And Very Sunny. So Apply Some Sunscreen!
But What Kind? And are There Things I Should Avoid?
Questions, Questions, Questions! We all need to be alert consumers as we choose products today. And as I have done some research, I have found some common ingredients in many sunscreens that we probably should avoid.
Here are some of the big ones:
- Oxybenzone. In lab tests this chemical (in large amounts) has been found to interact with hormones and there is possibly a cancer connection.
- Retinyl Palmitate. This comes from Vitamin A, which sounds positive, but it’s not. It was added to sunscreens to reduce the signs of aging in the skin, but apparently it reacts badly in the sun, and has the potential to case greater harm. Most sunscreens have removed it from their ingredients.
- Nano particles. Sounds impressive, right? People don’t generally want to have white sunscreen so the particles have been reduced in size so that they don’t have a white appearance. The problem, however, is those tiny particles may be more readily absorbed into the skin, rather than just staying on the top, which is where we want it to be to protect our skin. But the jury is still our about if those particles absorbed into the skin may do some harm. So it’s better to avoid nano particles.
- Sunscreen/Bug Repellent combos. Convenience, yes. But you’ll need to reapply the sunscreen often, and that will give you too much of the bug spray. And you’ll absorb more into your skin. Generally, bugs are not much of a problem in the day when you’re worried about the sun, and the sun is not a problem when it cools off and the bugs come out. So keep them separate.
Here are some other things to consider:
- Spray sunscreens are convenient, but there is an inhalation risk. Sunscreen should stay on the skin, not in your lungs.
- Powdered sunscreens, for the same reasons. The FDA has removed the approval for loose powder sunscreens, but you may still see some on the market.
- Super high SPFs. The research indicates that anything over SPF 50 doesn’t provide much additional protection, and may give people a false sense of safety. Also, they may not have protection from the really dangerous UVA rays, which do their damage deep into the skin.

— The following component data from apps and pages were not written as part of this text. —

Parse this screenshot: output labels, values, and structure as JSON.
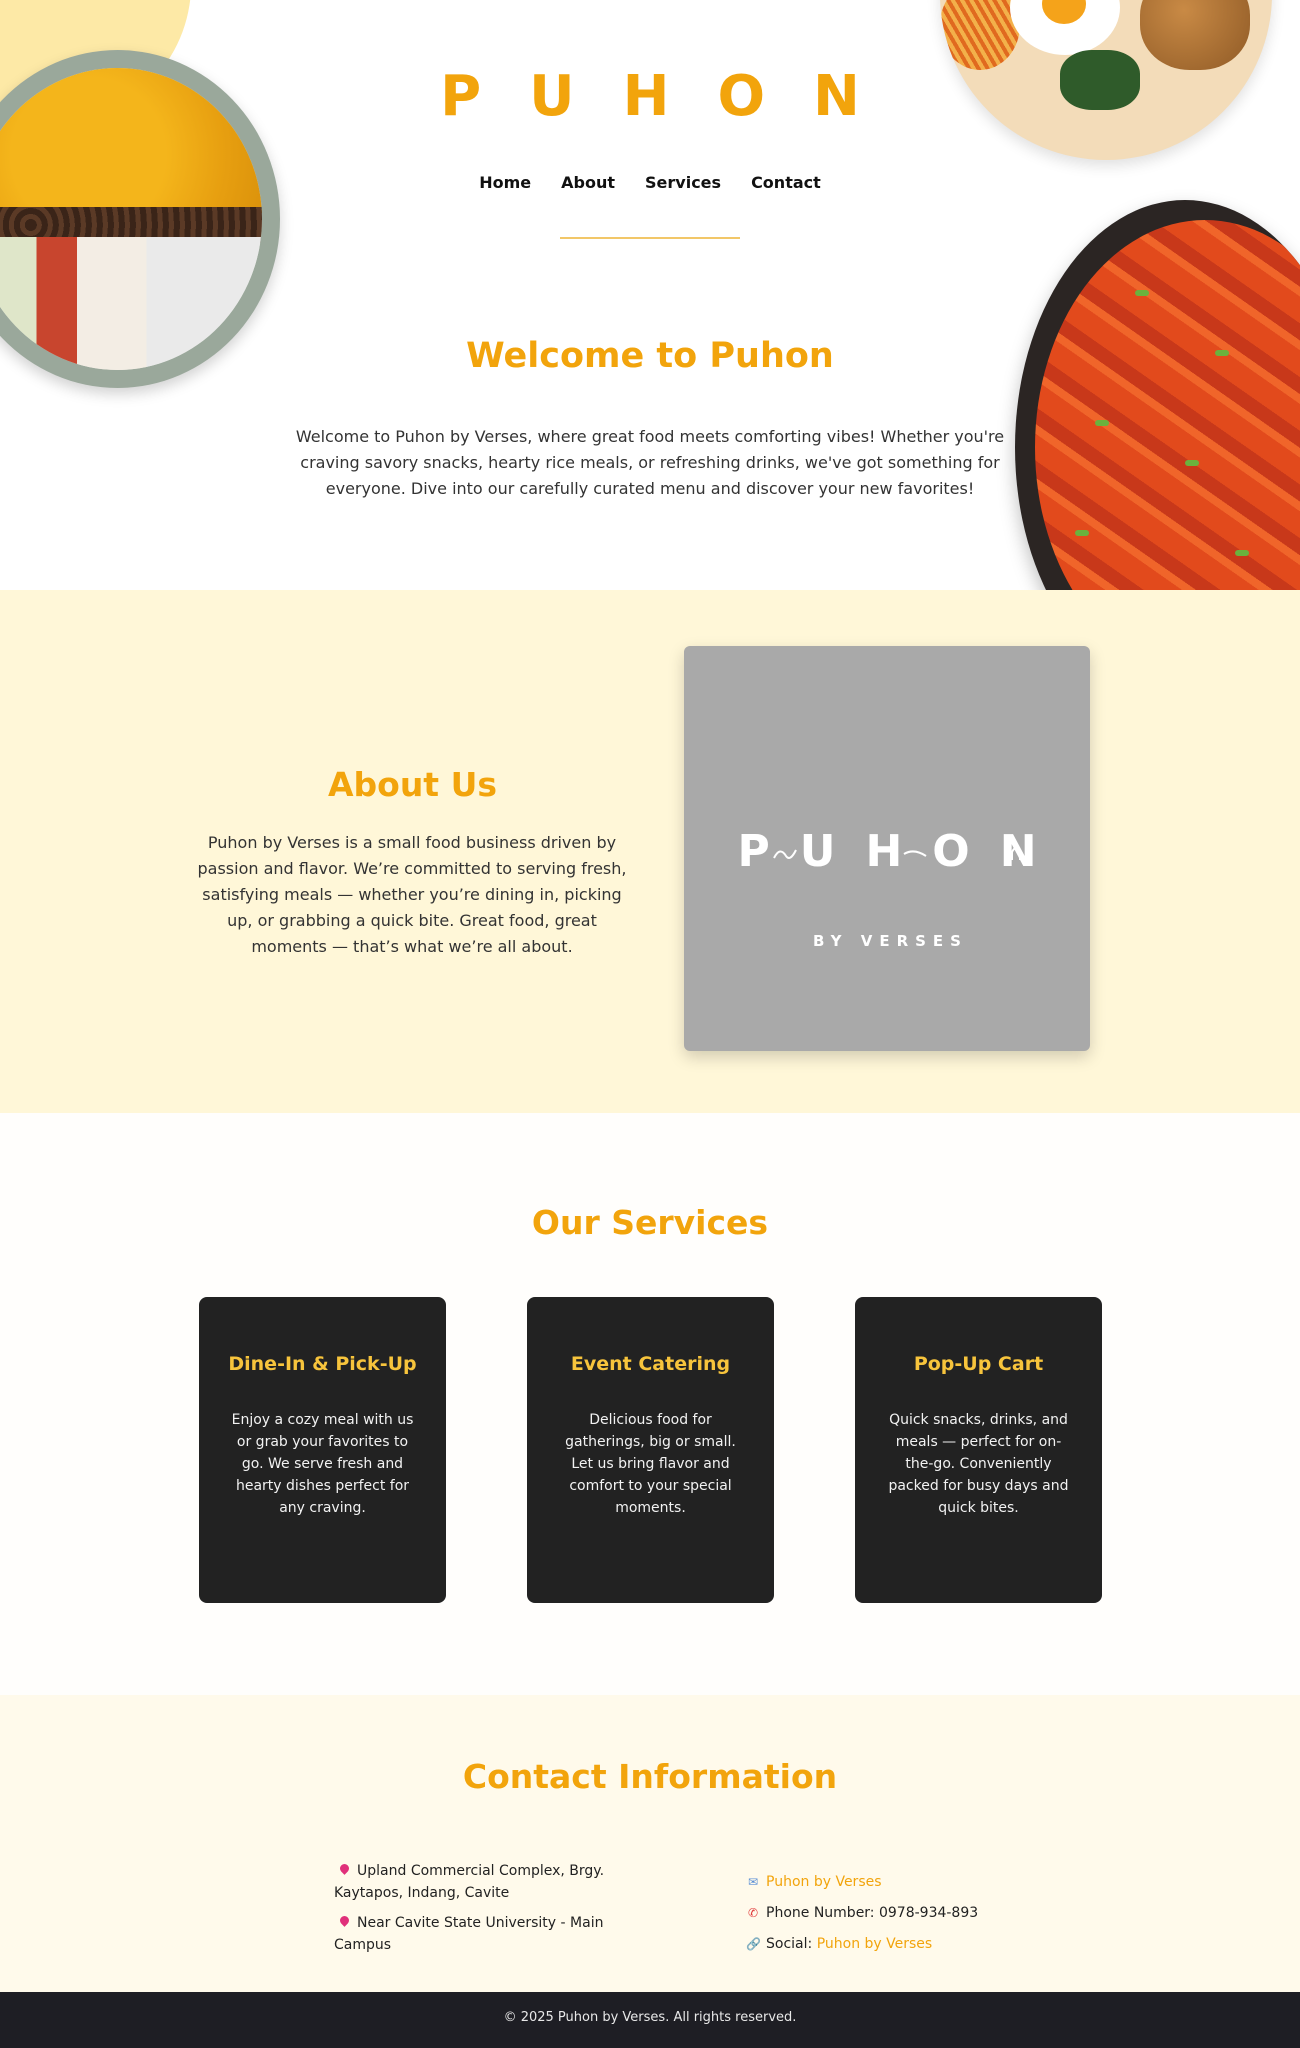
{
  "brand": {
    "title": "PUHON"
  },
  "nav": {
    "items": [
      "Home",
      "About",
      "Services",
      "Contact"
    ]
  },
  "hero": {
    "heading": "Welcome to Puhon",
    "text": "Welcome to Puhon by Verses, where great food meets comforting vibes! Whether you're craving savory snacks, hearty rice meals, or refreshing drinks, we've got something for everyone. Dive into our carefully curated menu and discover your new favorites!"
  },
  "about": {
    "heading": "About Us",
    "text": "Puhon by Verses is a small food business driven by passion and flavor. We’re committed to serving fresh, satisfying meals — whether you’re dining in, picking up, or grabbing a quick bite. Great food, great moments — that’s what we’re all about.",
    "logo_text": "PUHON",
    "logo_sub": "BY VERSES"
  },
  "services": {
    "heading": "Our Services",
    "cards": [
      {
        "title": "Dine-In & Pick-Up",
        "text": "Enjoy a cozy meal with us or grab your favorites to go. We serve fresh and hearty dishes perfect for any craving."
      },
      {
        "title": "Event Catering",
        "text": "Delicious food for gatherings, big or small. Let us bring flavor and comfort to your special moments."
      },
      {
        "title": "Pop-Up Cart",
        "text": "Quick snacks, drinks, and meals — perfect for on-the-go. Conveniently packed for busy days and quick bites."
      }
    ]
  },
  "contact": {
    "heading": "Contact Information",
    "address_1": "Upland Commercial Complex, Brgy. Kaytapos, Indang, Cavite",
    "address_2": "Near Cavite State University - Main Campus",
    "facebook": "Puhon by Verses",
    "phone_label": "Phone Number: 0978-934-893",
    "social_label": "Social:",
    "social_link": "Puhon by Verses"
  },
  "footer": {
    "text": "© 2025 Puhon by Verses. All rights reserved."
  },
  "colors": {
    "accent": "#f2a40c",
    "about_bg": "#fff7d8",
    "card_bg": "#222222",
    "card_title": "#f7c43c",
    "footer_bg": "#1e1e24"
  },
  "icons": {
    "address": "pin-icon",
    "facebook": "facebook-icon",
    "phone": "phone-icon",
    "social": "link-icon"
  }
}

- Broad Spectrum protection. Make sure your sunscreen protects from both UVB and UBA rays. Look for “Broad Spectrum” or both UVA and UVB wording on the label.
- You’re going to have to reapply. Often. Get used to it. Bummer, right? But even the most water-resistant products will have to be reapplied after 40 or 80 minutes.
- Use clothing and shade to protect your skin.
Here is a link to a website that gives your more information and recommendations about sunscreens.
What About Insect Repellents?
Remember that we are talking pesticides, here. Obviously we don’t want ticks burrowing into our skin, or mosquitoes sucking our blood, but spraying or spreading pesticides on the skin isn’t exactly appealing, either. There are some things you can do to cut back on your risk of bug bites, and then you don’t have to use as much of the repellents. Something I just learned–insect repellents only protect agains biting insects, not ones that sting. So you’ll just have to avoid bees, wasps, and hornets.
Long sleeves. Long pants, preferably ones that are tight at the ankles. Boring colors–you don’t want insects to think you’re a flower! No scented soaps, perfume, lotions, etc. Closed toed shoes and socks, especially in areas with ticks.
You’ve probably heard of DEET. It is effective. Insects are attracted to the scent of carbon dioxide, which we give off; It’s part of breathing, so I don’t think we can avoid that! And DEET masks that scent. But there are other, more natural ways to keep the bugs away. The products we carry at Lassen’s generally use essential oils. Much nicer.
Here is a website with recommendations and some other information.
Lassen’s carries a large selection–and this photo shows just a small sampling–of natural sunscreens and insect repellents. Our helpful Body Care team members will be able to help you choose the ones that are right for you! And of course, just in case you still get too much sun, make sure to pick up some Aloe Vera gel to cool down and soothe your skin!
Have lots of fun in the sun, but don’t forget to protect your skin!
2 thoughts on “It's Hot Hot Hot!”
Are any of the sunscreens soy and gluten free?
I checked with our Health and Beauty Aids experts, and they said that we carry several brands that are soy and gluten free, but not all of the stores carry all of them. Please call ahead of time to make sure the particular store you visit will have the brand you would like. If not, our helpful cosmetics clerks will special order or transfer it from another store. Here are some soy and gluten free sunscreens: The Original Sprout brand carries a gluten and soy-free face and body sunscreen, as does Babo Botanicals. The entire Andalou skin care line is gluten free, and their ingredient list does not include soy. Please check with your local Lassen’s, and our team members can help you find just the right product for your needs!